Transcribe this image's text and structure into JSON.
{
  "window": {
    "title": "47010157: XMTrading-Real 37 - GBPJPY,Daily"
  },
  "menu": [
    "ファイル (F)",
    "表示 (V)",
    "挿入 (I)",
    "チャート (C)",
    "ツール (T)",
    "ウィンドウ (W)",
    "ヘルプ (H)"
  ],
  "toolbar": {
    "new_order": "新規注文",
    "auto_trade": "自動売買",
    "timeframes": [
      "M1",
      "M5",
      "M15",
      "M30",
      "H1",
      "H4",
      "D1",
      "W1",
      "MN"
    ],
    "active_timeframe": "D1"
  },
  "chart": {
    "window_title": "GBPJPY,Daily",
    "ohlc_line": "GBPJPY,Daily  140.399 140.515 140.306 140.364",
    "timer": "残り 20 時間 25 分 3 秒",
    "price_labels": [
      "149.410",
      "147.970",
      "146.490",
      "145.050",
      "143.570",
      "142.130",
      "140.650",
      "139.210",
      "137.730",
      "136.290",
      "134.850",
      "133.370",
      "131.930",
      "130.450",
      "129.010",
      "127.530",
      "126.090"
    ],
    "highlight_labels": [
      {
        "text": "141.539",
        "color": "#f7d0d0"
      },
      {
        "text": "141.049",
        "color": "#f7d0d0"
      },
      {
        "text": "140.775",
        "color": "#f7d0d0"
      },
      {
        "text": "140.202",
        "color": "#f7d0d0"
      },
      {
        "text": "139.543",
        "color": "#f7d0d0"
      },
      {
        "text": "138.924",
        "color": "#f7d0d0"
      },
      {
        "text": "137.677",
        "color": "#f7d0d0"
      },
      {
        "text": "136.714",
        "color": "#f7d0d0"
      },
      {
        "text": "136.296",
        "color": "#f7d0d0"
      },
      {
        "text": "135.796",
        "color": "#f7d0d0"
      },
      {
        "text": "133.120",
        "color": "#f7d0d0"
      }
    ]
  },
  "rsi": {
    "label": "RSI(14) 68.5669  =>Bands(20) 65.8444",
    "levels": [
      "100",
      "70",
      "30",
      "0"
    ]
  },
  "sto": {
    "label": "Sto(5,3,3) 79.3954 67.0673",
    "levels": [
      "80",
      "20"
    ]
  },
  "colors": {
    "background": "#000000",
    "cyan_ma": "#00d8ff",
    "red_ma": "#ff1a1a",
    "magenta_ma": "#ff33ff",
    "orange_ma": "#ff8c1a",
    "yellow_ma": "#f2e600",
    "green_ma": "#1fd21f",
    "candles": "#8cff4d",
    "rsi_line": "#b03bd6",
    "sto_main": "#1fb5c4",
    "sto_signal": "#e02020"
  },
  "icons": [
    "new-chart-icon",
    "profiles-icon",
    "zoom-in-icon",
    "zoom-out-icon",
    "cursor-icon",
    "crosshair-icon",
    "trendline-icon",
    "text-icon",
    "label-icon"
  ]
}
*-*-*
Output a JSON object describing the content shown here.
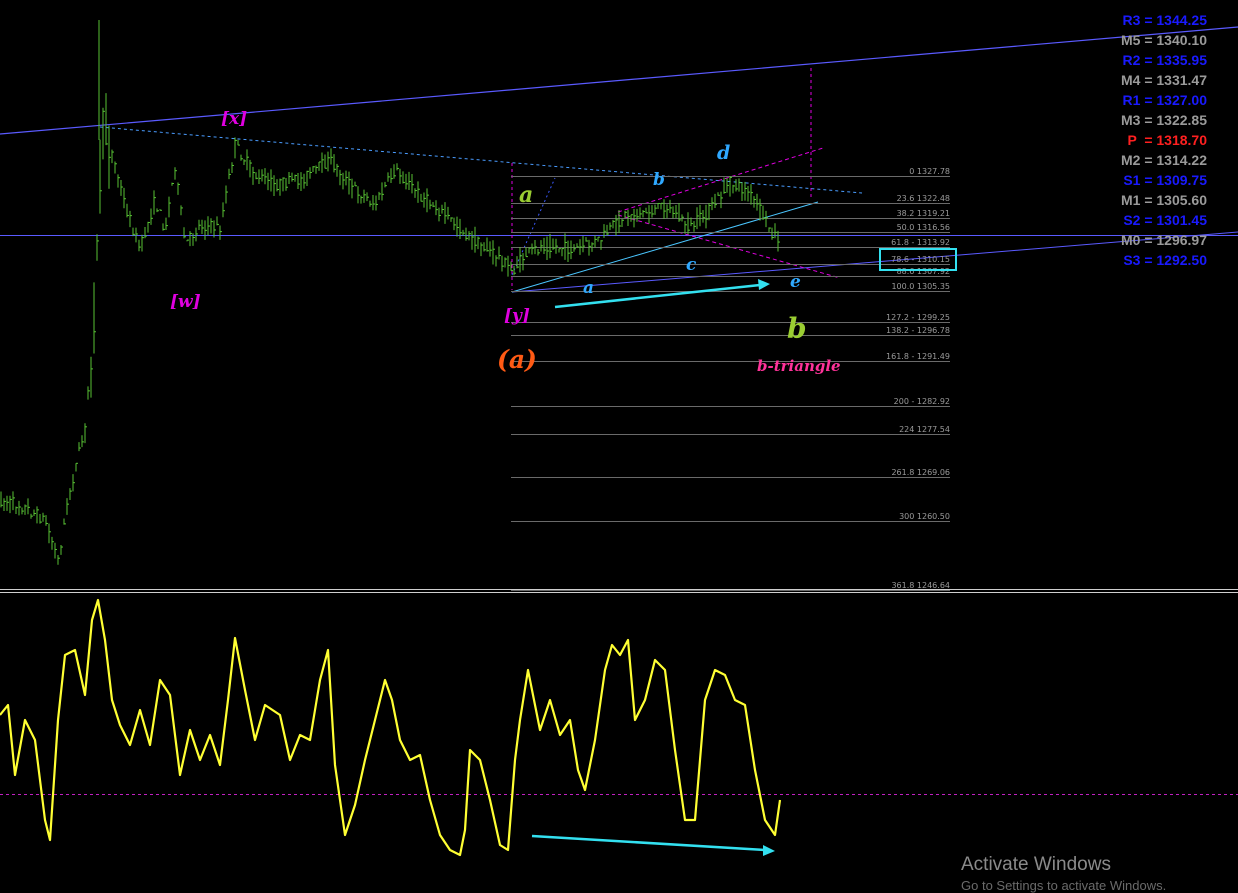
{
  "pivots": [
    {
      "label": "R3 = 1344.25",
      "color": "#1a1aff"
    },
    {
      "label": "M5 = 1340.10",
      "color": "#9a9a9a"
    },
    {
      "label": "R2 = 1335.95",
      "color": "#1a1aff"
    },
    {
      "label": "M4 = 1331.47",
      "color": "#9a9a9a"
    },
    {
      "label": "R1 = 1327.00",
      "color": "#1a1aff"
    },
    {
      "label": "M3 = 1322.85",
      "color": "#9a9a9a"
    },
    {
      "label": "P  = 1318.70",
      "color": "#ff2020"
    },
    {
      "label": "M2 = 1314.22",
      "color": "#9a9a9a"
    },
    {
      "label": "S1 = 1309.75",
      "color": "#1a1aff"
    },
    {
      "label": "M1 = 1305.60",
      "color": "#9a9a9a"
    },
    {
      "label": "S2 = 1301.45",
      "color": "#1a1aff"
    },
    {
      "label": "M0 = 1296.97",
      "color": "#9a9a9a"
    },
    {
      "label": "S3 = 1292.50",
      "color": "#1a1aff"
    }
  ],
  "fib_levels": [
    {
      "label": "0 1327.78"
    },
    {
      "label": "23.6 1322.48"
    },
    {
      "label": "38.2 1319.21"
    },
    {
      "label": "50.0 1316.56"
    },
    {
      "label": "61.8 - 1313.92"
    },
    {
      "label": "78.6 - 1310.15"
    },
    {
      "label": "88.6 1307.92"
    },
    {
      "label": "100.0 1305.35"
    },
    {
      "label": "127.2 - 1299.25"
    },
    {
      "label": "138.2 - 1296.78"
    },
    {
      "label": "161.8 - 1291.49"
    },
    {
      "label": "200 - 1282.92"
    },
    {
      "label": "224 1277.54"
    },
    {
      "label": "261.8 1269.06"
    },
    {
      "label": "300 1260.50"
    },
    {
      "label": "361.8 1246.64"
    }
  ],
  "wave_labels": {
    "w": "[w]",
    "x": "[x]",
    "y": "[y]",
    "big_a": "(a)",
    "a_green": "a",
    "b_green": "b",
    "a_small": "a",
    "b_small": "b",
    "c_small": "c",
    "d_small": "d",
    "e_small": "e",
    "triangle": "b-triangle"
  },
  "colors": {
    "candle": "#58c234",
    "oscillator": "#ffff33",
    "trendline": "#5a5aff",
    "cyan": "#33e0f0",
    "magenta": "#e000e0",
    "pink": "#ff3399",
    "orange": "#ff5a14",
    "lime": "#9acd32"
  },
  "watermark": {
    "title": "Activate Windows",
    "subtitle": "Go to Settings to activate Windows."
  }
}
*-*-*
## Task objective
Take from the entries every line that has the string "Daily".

## Exercise output
    "title": "47010157: XMTrading-Real 37 - GBPJPY,Daily"
    "window_title": "GBPJPY,Daily",
    "ohlc_line": "GBPJPY,Daily  140.399 140.515 140.306 140.364",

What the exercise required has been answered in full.